(pictured: Bob Henricks)
Bob Henricks has retired as chair of Queensland’s Energy Super and a career battling for worker and member rights. Arguably one of the most influential trustees in the country, Henricks is, however, considering other board appointments. Brian Delaney* looks at the man behind the industry legend.
It is easy to underestimate Bob Henricks. His long-term union background, passion for his members and parochial Queensland style didn’t really seem like the ideal set of attributes for a trustee in the new emerging world of Superannuation in the 1980s.
However, it is exactly this set of skills and passion that allowed Bob to have a significant impact on the funds he chaired or was a trustee of, as well as his general contribution to the superannuation industry.
I first met Bob over 30 years ago. I was a young, naive 20-something looking to make my mark in this new emerging world of superannuation. Before 1983, superannuation was primarily the domain of selected employees in corporate or government schemes. That all changed in the 80s, with the introduction of Award Super, and allowed Bob to start his impressive career in our industry.
Bob was the chair of a couple of small funds in Queensland and I was involved in looking to expand the administration and investments of the firm I worked for in those days.

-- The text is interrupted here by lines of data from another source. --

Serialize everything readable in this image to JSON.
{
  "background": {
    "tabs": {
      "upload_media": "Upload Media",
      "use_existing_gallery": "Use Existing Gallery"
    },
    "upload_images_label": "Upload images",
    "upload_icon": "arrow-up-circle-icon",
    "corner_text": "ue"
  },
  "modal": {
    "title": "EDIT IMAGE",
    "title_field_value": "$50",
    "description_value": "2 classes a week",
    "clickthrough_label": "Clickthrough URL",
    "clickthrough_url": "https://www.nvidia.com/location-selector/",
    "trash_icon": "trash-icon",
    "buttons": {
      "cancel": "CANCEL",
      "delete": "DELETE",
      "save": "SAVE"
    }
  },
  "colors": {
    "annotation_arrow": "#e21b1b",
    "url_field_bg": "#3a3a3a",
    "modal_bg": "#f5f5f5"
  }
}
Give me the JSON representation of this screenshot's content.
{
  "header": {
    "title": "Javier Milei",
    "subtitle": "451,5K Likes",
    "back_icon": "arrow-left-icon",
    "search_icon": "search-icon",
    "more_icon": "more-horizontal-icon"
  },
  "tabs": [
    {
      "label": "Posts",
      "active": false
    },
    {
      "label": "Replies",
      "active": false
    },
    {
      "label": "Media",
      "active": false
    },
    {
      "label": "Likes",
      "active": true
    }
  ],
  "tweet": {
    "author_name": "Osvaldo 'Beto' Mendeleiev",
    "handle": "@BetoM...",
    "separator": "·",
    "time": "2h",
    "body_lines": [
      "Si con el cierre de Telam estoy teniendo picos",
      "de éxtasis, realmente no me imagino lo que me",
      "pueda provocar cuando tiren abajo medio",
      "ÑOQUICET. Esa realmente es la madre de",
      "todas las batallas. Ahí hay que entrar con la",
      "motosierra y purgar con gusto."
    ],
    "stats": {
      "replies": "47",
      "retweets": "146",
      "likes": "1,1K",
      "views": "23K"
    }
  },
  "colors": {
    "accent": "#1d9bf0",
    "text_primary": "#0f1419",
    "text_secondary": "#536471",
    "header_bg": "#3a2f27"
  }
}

He always made time to listen, give thoughtful suggestions or comments and would always follow through when he gave “his word “.
Relationships matter to Bob. Your word was more important than a piece of paper and he was a master of reading people and understanding their real motives. No doubt, this has been an invaluable skill over his long career.
He has had his share of challenges along the way. Mergers have always been on the agenda and Bob has skilfully negotiated a number but has always maintained a steely focus on what is in the members’ best interest. This is important given that large percentages of members are generally disengaged with their fund and rely on the fiduciary responsibility of trustees like Bob to decide on their behalf.
Bob has chaired or served on boards several super funds since the 1980s, including being involved in the launch of AUSTQ and SPEC Super and overseeing consolidation among the various electrical trades funds. On his watch, the performance of those funds has usually been top quartile.
He was a founding director trustee of Guardior, (trustee of The Infrastructure Fund formerly known as The Private Capital Group) who have provided a collective exposure to unlisted assets for many years and produced great returns – in some respects a Queensland version of the IFM model.
He has won the Trustee of the Year award – last year – and has been referred to as the “Godfather of Super” within Queensland.
This industry has been good to Bob as well and it has not always been so serious. He has been known to don Elvis outfits on multiple occasions, enjoy the odd game of golf with a fund manager and attend conferences in nice locations to better ‘educate’ himself.
Bob has now moved on from the world of being a trustee to being a pension-drawing member of the funds he has been involved in for over 30 years. I hope they don’t muck up his statement!
I suspect one of his fears is “who is looking after the member “, now his voice has gone from the boardroom table.
*Brian Delaney is executive director of strategy, client and global markets for QIC and, like Henricks, a proud Queenslander.